10,000 Steps: How Data Can Lead to a Healthier Cultural Sector
photo credit: iStock.com/Steve Debenport
Guest Blog Post from Beth Tuttle, DataArts President and CEO
At DataArts, our mission is to be a catalyst for data-informed decision-making for arts and cultural nonprofits. We provide a national data collection and management platform, analytics, tools, and educational resources to organizations so executives can make evidence-based decisions about finance, programming, and operations. When DataArts’ partner, the SMU National Center for Arts Research (NCAR), launched the KIPI Dashboard, its new online diagnostic tool, it gave a power-boost to the data we collect through the Cultural Data Profile (CDP). By integrating a variety of datasets with CDP data, they’ve brought a new level of data analytics to the arts and cultural management field.
Working together, CDP data and the NCAR Dashboard are like the FitbitTM of financial health for arts and culture organizations. Fitbit and other similar products offer a wireless sensory technology that collects data on people’s activity levels through a wearable product or mobile app and provides feedback derived from the data in ways that are designed to encourage more healthful behaviors. The tracker determines how many steps a person takes each day and helps establish a daily goal for individuals so that they may become more active over time. A common starting point is a goal of walking 10,000 steps a day. Fitbit also mines the data from millions of active users to provide data-driven encouragement and insights that are relevant to the individual.
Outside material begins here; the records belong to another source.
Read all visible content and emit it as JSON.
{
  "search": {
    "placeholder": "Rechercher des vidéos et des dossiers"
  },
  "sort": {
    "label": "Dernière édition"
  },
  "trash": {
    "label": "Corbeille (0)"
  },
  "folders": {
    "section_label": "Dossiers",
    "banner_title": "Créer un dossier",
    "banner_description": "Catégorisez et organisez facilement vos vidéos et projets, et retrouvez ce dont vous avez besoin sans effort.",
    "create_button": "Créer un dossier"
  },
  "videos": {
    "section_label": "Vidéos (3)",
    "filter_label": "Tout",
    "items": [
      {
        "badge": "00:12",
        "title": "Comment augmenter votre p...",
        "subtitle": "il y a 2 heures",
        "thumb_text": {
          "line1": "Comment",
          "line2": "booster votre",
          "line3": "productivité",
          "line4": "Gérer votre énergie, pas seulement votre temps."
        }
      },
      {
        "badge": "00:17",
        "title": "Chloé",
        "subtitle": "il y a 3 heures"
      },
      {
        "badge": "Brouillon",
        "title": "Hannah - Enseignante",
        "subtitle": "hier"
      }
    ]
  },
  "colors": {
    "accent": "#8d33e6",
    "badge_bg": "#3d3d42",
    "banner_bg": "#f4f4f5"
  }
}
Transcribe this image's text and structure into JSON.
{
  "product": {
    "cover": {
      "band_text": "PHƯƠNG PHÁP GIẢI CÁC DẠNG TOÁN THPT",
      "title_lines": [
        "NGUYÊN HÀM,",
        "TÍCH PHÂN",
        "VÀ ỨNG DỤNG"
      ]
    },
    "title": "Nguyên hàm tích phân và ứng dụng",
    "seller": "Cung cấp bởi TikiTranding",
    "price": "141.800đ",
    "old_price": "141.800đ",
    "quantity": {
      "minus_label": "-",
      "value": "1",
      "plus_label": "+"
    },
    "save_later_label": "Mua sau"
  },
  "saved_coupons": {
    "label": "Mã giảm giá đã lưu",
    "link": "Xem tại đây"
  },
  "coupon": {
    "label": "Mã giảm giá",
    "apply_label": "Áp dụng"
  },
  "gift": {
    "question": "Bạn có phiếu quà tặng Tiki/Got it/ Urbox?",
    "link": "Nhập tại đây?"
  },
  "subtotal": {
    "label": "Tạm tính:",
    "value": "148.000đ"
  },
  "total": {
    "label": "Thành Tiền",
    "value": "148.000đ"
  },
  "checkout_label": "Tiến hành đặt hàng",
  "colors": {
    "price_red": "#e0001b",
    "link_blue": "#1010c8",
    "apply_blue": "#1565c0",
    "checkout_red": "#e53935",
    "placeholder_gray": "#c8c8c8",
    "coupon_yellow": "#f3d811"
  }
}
The NCAR KIPI Dashboard, which is powered by DataArts’ CDP and other data sources, gives cultural managers access to performance data provided by thousands of cultural nonprofits over the last decade. The data is aggregated and analyzed in relation to nine key areas of organizational performance, and provides a valuable resource to shape strategic, management, and planning decisions. The Dashboard is available for free to cultural nonprofits that complete the CDP, a standardized online form that thousands of cultural organizations use annually to report their financial and programmatic information. By bringing organizational data from the CDP together with other datasets about funding, demographic, and community characteristics, the KIPI Dashboard paints an accurate picture of the distinct ecosystems in which organizations are working. This, in turn, allows for statistically reliable comparisons, or benchmarking, of one organization’s performance to the rest of a comparable set of peer organizations.
Arts, culture, and humanities organizations with annual budgets over $20,000, that have completed the CDP, are currently eligible to use the NCAR Dashboard and their KIPI scores will be automatically calculated using data submitted through the CDP or another participating national service organization. The KIPI score illuminates the impact of key intangible factors, such as good decision-making, artistic excellence, reputation or relationships, that set the performance of certain institutions apart from others, once other mitigating differences in community or organizational characteristics (such as discipline, size, or number of years in business) have been controlled for. Nine indices illustrate where an individual organization’s strengths and challenges lie in relation to its peer group.
Like Fitbit, the interactive Dashboard allows arts and cultural professionals to compare their organization’s performance to statistically similar peers for each index and assess relative measures of health and sustainability. It empowers arts leaders with information to hone strategic decisions, and determine in what areas they seek to improve. For example, longtime CDP participant Manuel Alonso, of La Pena Cultural Center in Berkeley, CA, reports, “We use the NCAR Dashboard to look at our contributed revenue scores. Using our KIPI score, we dive deep into what parameters make up the score, and evaluate how we can course correct. The KIPI scores are incredibly powerful and offer a lot of potential when put into practice. We encourage others to access their scores.”
DataArts is empowering tens of thousands of cultural nonprofits with information and tools for data-driven decision-making. By partnering with NCAR, we seek to help these nonprofits connect the task of data entry to the benefits of data-driven insights for planning and management, and ultimately, drive better organizational outcomes through more informed decision-making. Powering the NCAR Dashboard is just the first step in this direction.
Want to share how data influenced your decision-making? Contact us today.
About Beth Tuttle
Beth Tuttle is President and CEO of the DataArts. She has more than 25 years of experience as an author, strategist, and management leader in the cultural, philanthropic, advocacy, and corporate sectors. She founded METStrategies, a cultural consulting firm, after more than a decade working in the museum field at the Hirshhorn Museum and Sculpture Garden, and the Newseum. Beth is co-author of Magnetic: The Art and Science of Engagement. She serves on the Board of Advisors for the National Center for Arts Research at Southern Methodist University.
DataArts is a nonprofit organization that empowers the arts and cultural sector with high-quality data and resources in order to strengthen its vitality, performance, and public impact. The Cultural Data Profile (CDP) is DataArts’ flagship service, which thousands of cultural nonprofits use annually to report their financial and programmatic information. DataArts is a catalyst for data-informed decision-making that results in stronger management for arts and cultural organizations, better-informed philanthropy, and a rich information resource for advocates and researchers. For more information, visit us at www.culturaldata.org.